More than 1,000 people attended a vigil following the murder of a woman in Melbourne earlier this month.
This tragic reminder of the reality of violence and the attitudes that reinforce it coincided with a debate about toxic masculinity, sparked by a selling men’s razors.
Setting aside differing views about the commercialisation of social issues, the fact that these conversations are happening at all represents progress.
As does the word ‘gaslighting’ being shortlisted for the Oxford English Dictionary’s 2018 word of the .
There was also an unusually high level of media coverage towards the end of 2018 about the spike in family violence cases over the holiday season.
Clearly, there is media and community appetite to focus on violence against women and children, including family violence, and a willingness to have a much deeper understanding about what it looks like and its link to gender equality.

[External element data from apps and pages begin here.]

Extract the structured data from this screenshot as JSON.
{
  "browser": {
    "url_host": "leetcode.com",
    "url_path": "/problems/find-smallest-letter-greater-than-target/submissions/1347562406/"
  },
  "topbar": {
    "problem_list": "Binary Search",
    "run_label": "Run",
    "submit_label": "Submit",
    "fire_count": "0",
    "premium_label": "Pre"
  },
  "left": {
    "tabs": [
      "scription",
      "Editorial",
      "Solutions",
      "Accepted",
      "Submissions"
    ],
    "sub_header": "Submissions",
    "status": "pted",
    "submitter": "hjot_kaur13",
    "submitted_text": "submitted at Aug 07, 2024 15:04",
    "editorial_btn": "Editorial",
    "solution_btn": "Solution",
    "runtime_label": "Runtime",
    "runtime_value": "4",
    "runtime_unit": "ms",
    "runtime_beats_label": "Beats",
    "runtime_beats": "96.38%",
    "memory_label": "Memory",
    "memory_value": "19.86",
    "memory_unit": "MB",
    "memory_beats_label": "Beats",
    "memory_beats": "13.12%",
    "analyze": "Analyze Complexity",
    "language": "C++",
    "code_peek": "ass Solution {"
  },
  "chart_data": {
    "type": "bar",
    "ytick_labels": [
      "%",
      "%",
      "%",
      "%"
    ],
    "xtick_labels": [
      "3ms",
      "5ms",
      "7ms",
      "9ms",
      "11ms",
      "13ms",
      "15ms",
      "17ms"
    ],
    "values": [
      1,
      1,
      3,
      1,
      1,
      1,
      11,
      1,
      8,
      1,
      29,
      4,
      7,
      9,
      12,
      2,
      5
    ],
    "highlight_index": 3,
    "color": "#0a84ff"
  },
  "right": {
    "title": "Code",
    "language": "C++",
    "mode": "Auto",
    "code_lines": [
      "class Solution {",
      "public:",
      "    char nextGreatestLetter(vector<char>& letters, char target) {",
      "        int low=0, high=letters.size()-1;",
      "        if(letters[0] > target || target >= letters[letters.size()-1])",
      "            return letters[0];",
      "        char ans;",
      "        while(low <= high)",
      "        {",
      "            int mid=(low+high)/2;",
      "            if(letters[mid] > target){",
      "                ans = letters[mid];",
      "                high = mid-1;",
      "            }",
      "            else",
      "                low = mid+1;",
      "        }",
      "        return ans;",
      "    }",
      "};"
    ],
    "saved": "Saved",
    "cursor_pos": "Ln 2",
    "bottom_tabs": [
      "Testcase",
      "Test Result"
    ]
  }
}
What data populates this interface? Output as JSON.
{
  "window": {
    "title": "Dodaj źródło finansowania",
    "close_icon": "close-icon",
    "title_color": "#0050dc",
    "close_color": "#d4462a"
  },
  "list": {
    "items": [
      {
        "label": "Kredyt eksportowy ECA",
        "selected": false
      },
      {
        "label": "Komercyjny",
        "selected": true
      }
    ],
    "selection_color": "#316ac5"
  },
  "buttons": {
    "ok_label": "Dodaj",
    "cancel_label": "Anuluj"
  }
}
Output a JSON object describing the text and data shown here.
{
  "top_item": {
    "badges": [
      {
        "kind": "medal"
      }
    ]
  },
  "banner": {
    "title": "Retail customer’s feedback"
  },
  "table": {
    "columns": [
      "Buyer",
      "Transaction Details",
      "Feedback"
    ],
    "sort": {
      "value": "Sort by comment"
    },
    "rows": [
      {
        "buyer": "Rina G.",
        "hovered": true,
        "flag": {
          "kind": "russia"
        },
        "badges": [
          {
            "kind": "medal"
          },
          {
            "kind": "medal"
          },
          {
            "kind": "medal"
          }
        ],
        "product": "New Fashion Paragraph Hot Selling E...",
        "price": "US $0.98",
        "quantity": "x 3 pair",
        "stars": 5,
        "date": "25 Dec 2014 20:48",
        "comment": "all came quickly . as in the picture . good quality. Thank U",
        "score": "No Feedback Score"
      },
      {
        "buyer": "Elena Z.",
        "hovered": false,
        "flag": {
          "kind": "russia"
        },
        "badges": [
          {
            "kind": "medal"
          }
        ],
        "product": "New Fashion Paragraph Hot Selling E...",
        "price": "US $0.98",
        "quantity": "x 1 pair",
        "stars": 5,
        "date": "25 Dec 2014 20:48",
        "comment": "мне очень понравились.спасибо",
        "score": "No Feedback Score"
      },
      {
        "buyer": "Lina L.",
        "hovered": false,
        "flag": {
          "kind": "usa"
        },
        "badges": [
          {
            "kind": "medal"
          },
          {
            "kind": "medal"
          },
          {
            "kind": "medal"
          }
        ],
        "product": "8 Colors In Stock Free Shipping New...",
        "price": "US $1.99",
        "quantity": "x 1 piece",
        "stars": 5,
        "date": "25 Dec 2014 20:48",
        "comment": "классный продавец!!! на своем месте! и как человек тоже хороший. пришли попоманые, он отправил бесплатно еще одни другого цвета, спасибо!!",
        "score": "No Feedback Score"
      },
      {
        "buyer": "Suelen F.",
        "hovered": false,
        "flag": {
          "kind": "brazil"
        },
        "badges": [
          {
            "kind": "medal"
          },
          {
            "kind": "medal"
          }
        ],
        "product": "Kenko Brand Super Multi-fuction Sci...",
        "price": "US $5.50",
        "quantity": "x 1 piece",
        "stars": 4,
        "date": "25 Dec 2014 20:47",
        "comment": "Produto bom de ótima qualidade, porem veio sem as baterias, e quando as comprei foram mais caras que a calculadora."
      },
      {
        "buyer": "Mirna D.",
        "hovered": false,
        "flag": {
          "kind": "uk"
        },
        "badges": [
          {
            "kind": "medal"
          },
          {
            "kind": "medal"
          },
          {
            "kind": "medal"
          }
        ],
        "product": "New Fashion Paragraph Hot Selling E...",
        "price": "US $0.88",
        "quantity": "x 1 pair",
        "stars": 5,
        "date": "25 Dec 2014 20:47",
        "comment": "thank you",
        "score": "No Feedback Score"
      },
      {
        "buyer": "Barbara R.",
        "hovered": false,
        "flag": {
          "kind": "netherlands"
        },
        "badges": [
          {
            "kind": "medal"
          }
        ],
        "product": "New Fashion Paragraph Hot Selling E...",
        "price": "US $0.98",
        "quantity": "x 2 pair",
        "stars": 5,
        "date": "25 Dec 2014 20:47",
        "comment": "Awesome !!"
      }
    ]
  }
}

Social change doesn’t happen overnight, but we can see progress reflected across the media landscape, which is reflective of Victoria’s leading family violence reform.
And it is very much needed.
It is well documented that gender roles and stereotypes linked to traditional masculinity are risk factors for family violence and violence against women.
But something is getting lost in translation.
Research conducted by Australia’s National Research Organisation for Women’s Safety (ANROWS) found that 1 in 5 Australians believe family violence is a normal reaction to stress and that sometimes a woman can make a man so angry that he hits her without meaning to.
For far too long, acknowledgement of the impact of toxic traits of masculinity has been confined to the specialist family violence sector, academia, advocacy, and unfortunately, to those experiencing violence.
Earlier this month the American Psychological Association officially recognised toxic masculinity and the effect it can have on men’s mental health.
In Victoria, we’re encouraging men to ‘call it out’ in the latest campaign designed to drive behaviour change and promote bystander intervention.
The campaign encourages men to hold each other accountable by calling out their mates’ sexist attitudes or behaviours.
Making the connection between the behaviours that reinforce violence has never been more relevant.
Now is our opportunity to harness the momentum to bring about change in the way we lead operational and service responses.
The first five Orange Door locations are now up and running, with more than 30,000 people referred since operations began in April.
The Orange Door provides a coordinated access point for specialist women’s family violence services, family services, men’s services and Aboriginal services.
The Orange Door has helped redefine how people access services, but also how responses can be further tailored and coordinated.
It has provided flexible responses to meet a range of different needs and importantly, engage the very people using violence.
As one specialist family violence worker said: “When I started working in The Orange Door I didn’t know how we were going to work with men. Now I understand that we can’t do this work if we don’t work with men.”
Changes such as the introduction of a new Central Information Point (CIP), which is now being further developed, and new information sharing laws help workers get the best information available to inform their work with women and children.
We know, for example, that information from the CIP is changing risk assessments in The Orange Door in nearly every case.
Other critical pieces of work include developing a campaign to grow and build a diverse workforce, and a strategic framework to embed and improve responses to diverse communities and young people.
The world-first Victim Survivors’ Advisory Council continues to champion the voices and lived experiences of the many diverse groups and people impacted by family violence. For the first time we are also applying an intersectional lens across entire reform areas.
Aboriginal communities in Victoria have long led innovative approaches to family violence and last year released a second 10-year Aboriginal agreement – Dhelk Dja: Safe Our Way, Strong Cultures, Strong Peoples, Strong Families.
Built on the foundation of Aboriginal self-determination, the agreement commits Aboriginal communities, services and government to work together and be accountable for ensuring Aboriginal people, families and communities are stronger, safer, thriving and living free from violence.
These reforms are taking shape on a global and local landscape of change. This is the next frontier.
Reviewed 23 June 2021